The death toll in cyclone-hit northern Mozambique has risen to 38, officials say, as aid workers struggle to reach the worst-affected areas.
Cyclone Kenneth struck the southern African nation last week with winds of 220km/h (140mph), flattening villages and damaging thousands more homes.
The storm lost strength, but torrential rain was still battering the area on Monday, with more expected. As a result, flights have been grounded – hindering the aid effort.
It is predicted the weather system will dump twice as much rainfall as Cyclone Idai, which struck last month, leaving more than 900 dead across Mozambique, Malawi and Zimbabwe.
The flood risk was compounded by Kenneth hitting at the end of the rainy season when river levels were already high, the UN Office for the Co-ordination of Humanitarian Affairs (Ocha) noted.

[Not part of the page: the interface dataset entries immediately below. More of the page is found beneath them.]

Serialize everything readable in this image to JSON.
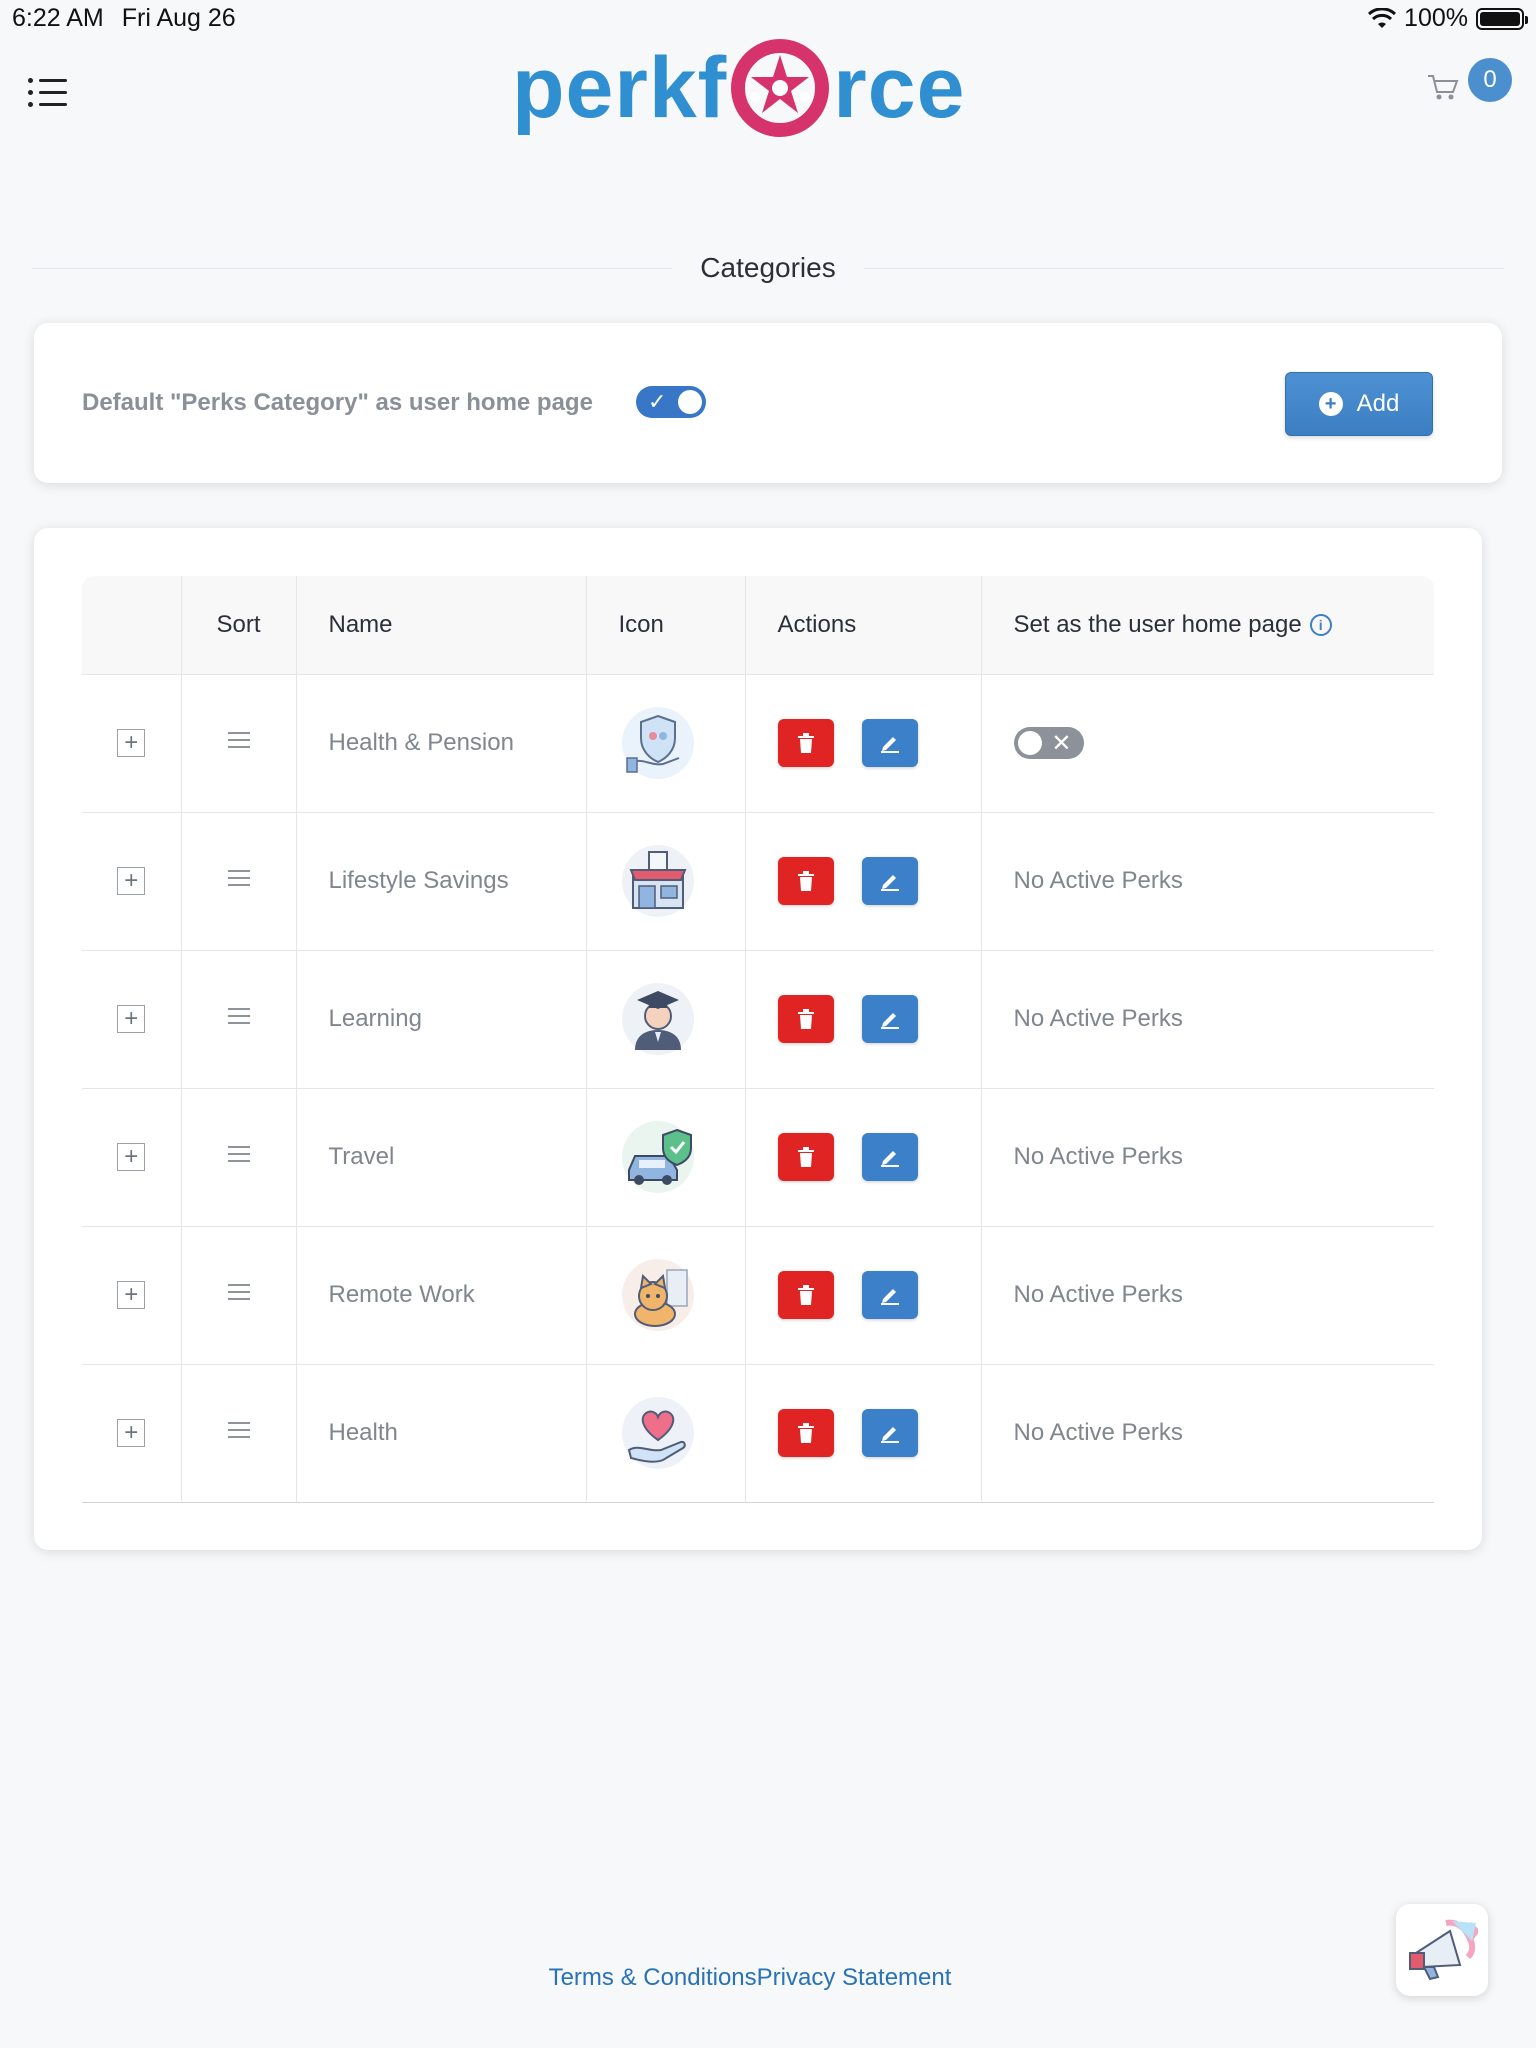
{
  "status_bar": {
    "time": "6:22 AM",
    "date": "Fri Aug 26",
    "battery": "100%"
  },
  "header": {
    "logo_left": "perkf",
    "logo_right": "rce",
    "cart_count": "0",
    "menu_icon": "list-menu-icon",
    "cart_icon": "cart-icon"
  },
  "page": {
    "title": "Categories"
  },
  "settings": {
    "default_label": "Default \"Perks Category\" as user home page",
    "default_toggle_on": true,
    "add_label": "Add"
  },
  "table": {
    "headers": {
      "expand": "",
      "sort": "Sort",
      "name": "Name",
      "icon": "Icon",
      "actions": "Actions",
      "home_page": "Set as the user home page"
    },
    "rows": [
      {
        "name": "Health & Pension",
        "icon": "health-pension-icon",
        "home_page": "",
        "home_toggle": "off"
      },
      {
        "name": "Lifestyle Savings",
        "icon": "store-icon",
        "home_page": "No Active Perks"
      },
      {
        "name": "Learning",
        "icon": "graduate-icon",
        "home_page": "No Active Perks"
      },
      {
        "name": "Travel",
        "icon": "car-shield-icon",
        "home_page": "No Active Perks"
      },
      {
        "name": "Remote Work",
        "icon": "cat-icon",
        "home_page": "No Active Perks"
      },
      {
        "name": "Health",
        "icon": "heart-hand-icon",
        "home_page": "No Active Perks"
      }
    ]
  },
  "footer": {
    "terms": "Terms & Conditions",
    "privacy": "Privacy Statement"
  },
  "colors": {
    "brand_blue": "#2f8fd0",
    "brand_pink": "#d6336c",
    "delete_red": "#e02424",
    "edit_blue": "#3b80c8"
  }
}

Already, Pemba, the regional capital of Cabo Delgado state, has experienced more than 2m (6.5ft) of rain and flooding. (BBC)